*** Data supplied ***
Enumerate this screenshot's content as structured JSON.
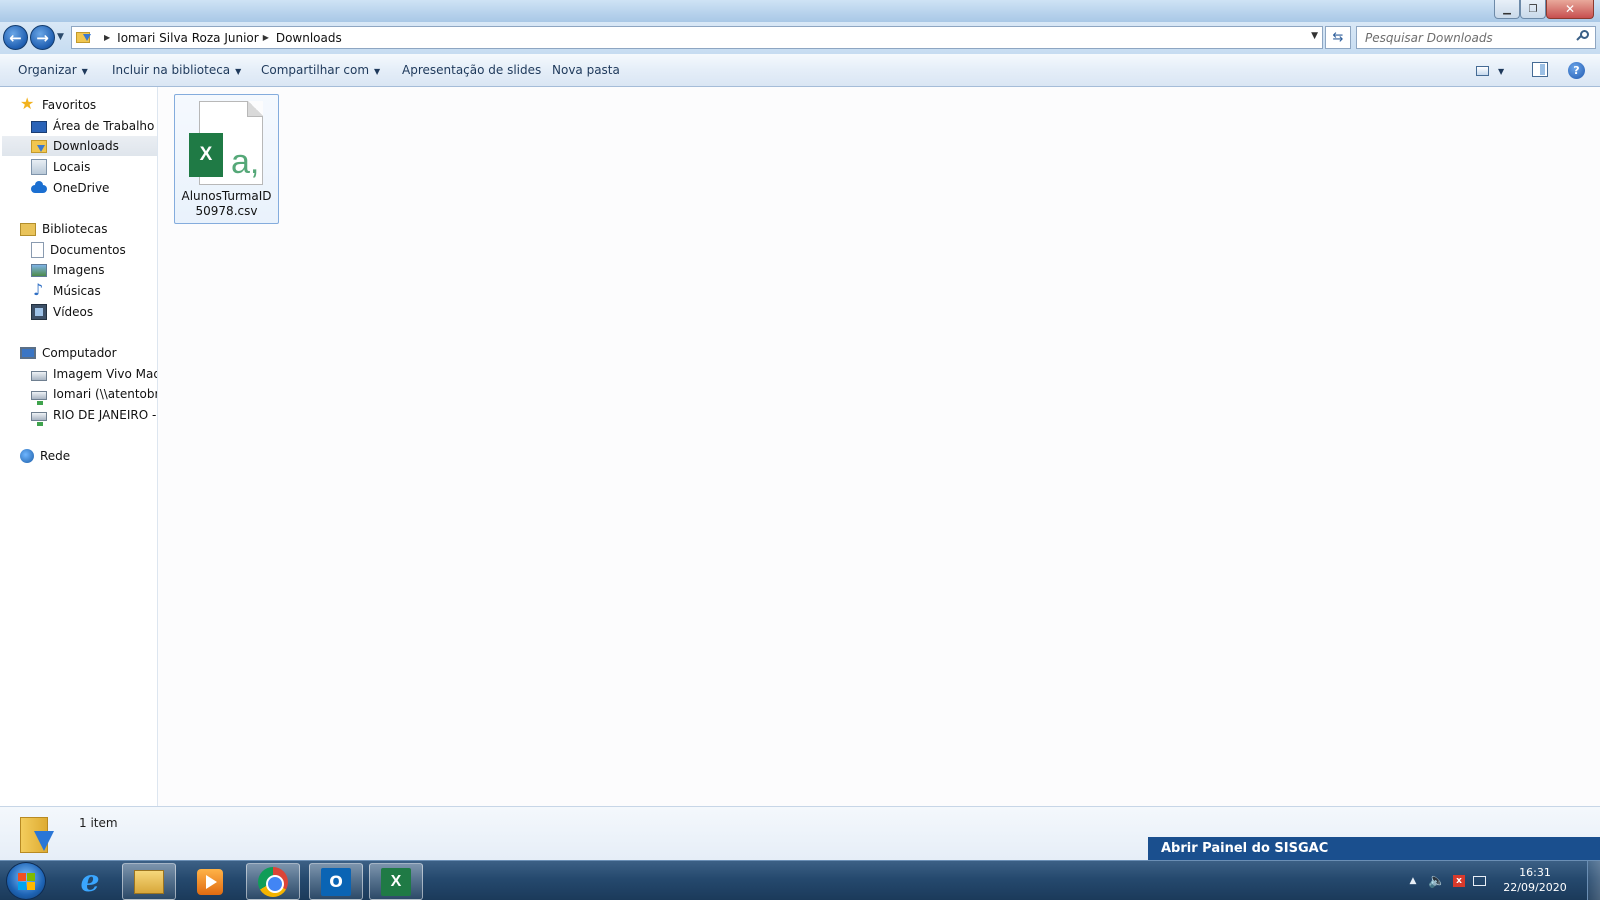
{
  "window": {
    "title": "",
    "close_glyph": "✕",
    "minimize_glyph": "▁",
    "maximize_glyph": "❐"
  },
  "address": {
    "crumbs": [
      "Iomari Silva Roza Junior",
      "Downloads"
    ],
    "search_placeholder": "Pesquisar Downloads"
  },
  "toolbar": {
    "organize": "Organizar",
    "include_library": "Incluir na biblioteca",
    "share_with": "Compartilhar com",
    "slideshow": "Apresentação de slides",
    "new_folder": "Nova pasta"
  },
  "sidebar": {
    "favorites": {
      "header": "Favoritos",
      "items": [
        "Área de Trabalho",
        "Downloads",
        "Locais",
        "OneDrive"
      ]
    },
    "libraries": {
      "header": "Bibliotecas",
      "items": [
        "Documentos",
        "Imagens",
        "Músicas",
        "Vídeos"
      ]
    },
    "computer": {
      "header": "Computador",
      "items": [
        "Imagem Vivo Mad (\\",
        "Iomari (\\\\atentobr\\c",
        "RIO DE JANEIRO - C/"
      ]
    },
    "network": {
      "header": "Rede"
    },
    "selected_item": "Downloads"
  },
  "files": [
    {
      "name": "AlunosTurmaID50978.csv",
      "icon": "excel-csv-file-icon"
    }
  ],
  "status": {
    "item_count": "1 item",
    "banner": "Abrir Painel do SISGAC"
  },
  "taskbar": {
    "apps": [
      "internet-explorer",
      "windows-explorer",
      "media-player",
      "chrome",
      "outlook",
      "excel"
    ],
    "clock_time": "16:31",
    "clock_date": "22/09/2020"
  }
}
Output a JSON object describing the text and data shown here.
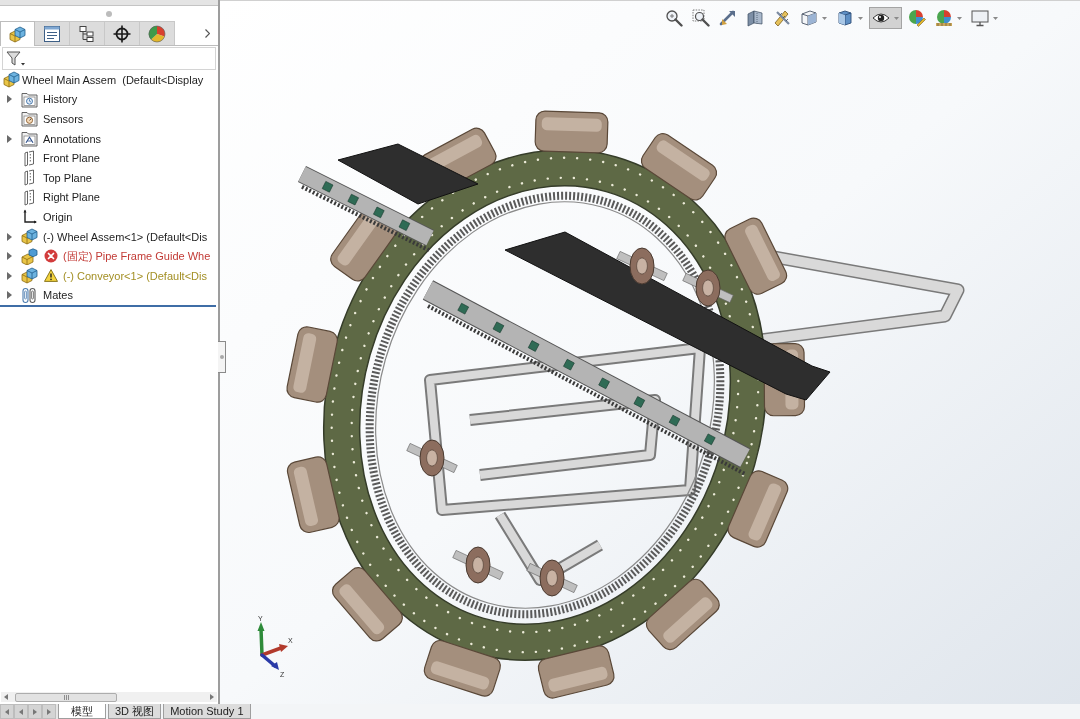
{
  "feature_manager": {
    "panel_tabs": [
      {
        "kind": "feature-tree",
        "selected": true
      },
      {
        "kind": "property",
        "selected": false
      },
      {
        "kind": "configuration",
        "selected": false
      },
      {
        "kind": "dimxpert",
        "selected": false
      },
      {
        "kind": "display",
        "selected": false
      }
    ],
    "tree": {
      "label": "Wheel Main Assem  (Default<Display",
      "kind": "assembly",
      "children": [
        {
          "label": "History",
          "kind": "history",
          "expandable": true
        },
        {
          "label": "Sensors",
          "kind": "sensors",
          "expandable": false
        },
        {
          "label": "Annotations",
          "kind": "annotations",
          "expandable": true
        },
        {
          "label": "Front Plane",
          "kind": "plane",
          "expandable": false
        },
        {
          "label": "Top Plane",
          "kind": "plane",
          "expandable": false
        },
        {
          "label": "Right Plane",
          "kind": "plane",
          "expandable": false
        },
        {
          "label": "Origin",
          "kind": "origin",
          "expandable": false
        },
        {
          "label": "(-) Wheel Assem<1> (Default<Dis",
          "kind": "assembly",
          "expandable": true
        },
        {
          "label": "(固定) Pipe Frame Guide Whe",
          "kind": "part",
          "expandable": true,
          "badge": {
            "kind": "error"
          }
        },
        {
          "label": "(-) Conveyor<1> (Default<Dis",
          "kind": "assembly",
          "expandable": true,
          "badge": {
            "kind": "warning"
          }
        },
        {
          "label": "Mates",
          "kind": "mates",
          "expandable": true
        }
      ]
    }
  },
  "view_toolbar": [
    {
      "kind": "zoom-fit",
      "dropdown": false,
      "pressed": false
    },
    {
      "kind": "zoom-area",
      "dropdown": false,
      "pressed": false
    },
    {
      "kind": "previous-view",
      "dropdown": false,
      "pressed": false
    },
    {
      "kind": "section-view",
      "dropdown": false,
      "pressed": false
    },
    {
      "kind": "dynamic-annotation",
      "dropdown": false,
      "pressed": false
    },
    {
      "kind": "view-orientation",
      "dropdown": true,
      "pressed": false
    },
    {
      "kind": "display-style",
      "dropdown": true,
      "pressed": false
    },
    {
      "kind": "hide-show",
      "dropdown": true,
      "pressed": true
    },
    {
      "kind": "edit-appearance",
      "dropdown": false,
      "pressed": false
    },
    {
      "kind": "apply-scene",
      "dropdown": true,
      "pressed": false
    },
    {
      "kind": "view-settings",
      "dropdown": true,
      "pressed": false
    }
  ],
  "triad": [
    {
      "kind": "y",
      "label": "Y",
      "color": "#2e8b3a"
    },
    {
      "kind": "x",
      "label": "X",
      "color": "#b23a2c"
    },
    {
      "kind": "z",
      "label": "Z",
      "color": "#2a3aa8"
    }
  ],
  "bottom_tabs": [
    {
      "label": "模型",
      "selected": true
    },
    {
      "label": "3D 视图",
      "selected": false
    },
    {
      "label": "Motion Study 1",
      "selected": false
    }
  ]
}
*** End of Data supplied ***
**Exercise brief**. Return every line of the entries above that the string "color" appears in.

**Task response**.
      "color": "#2e8b3a"
      "color": "#b23a2c"
      "color": "#2a3aa8"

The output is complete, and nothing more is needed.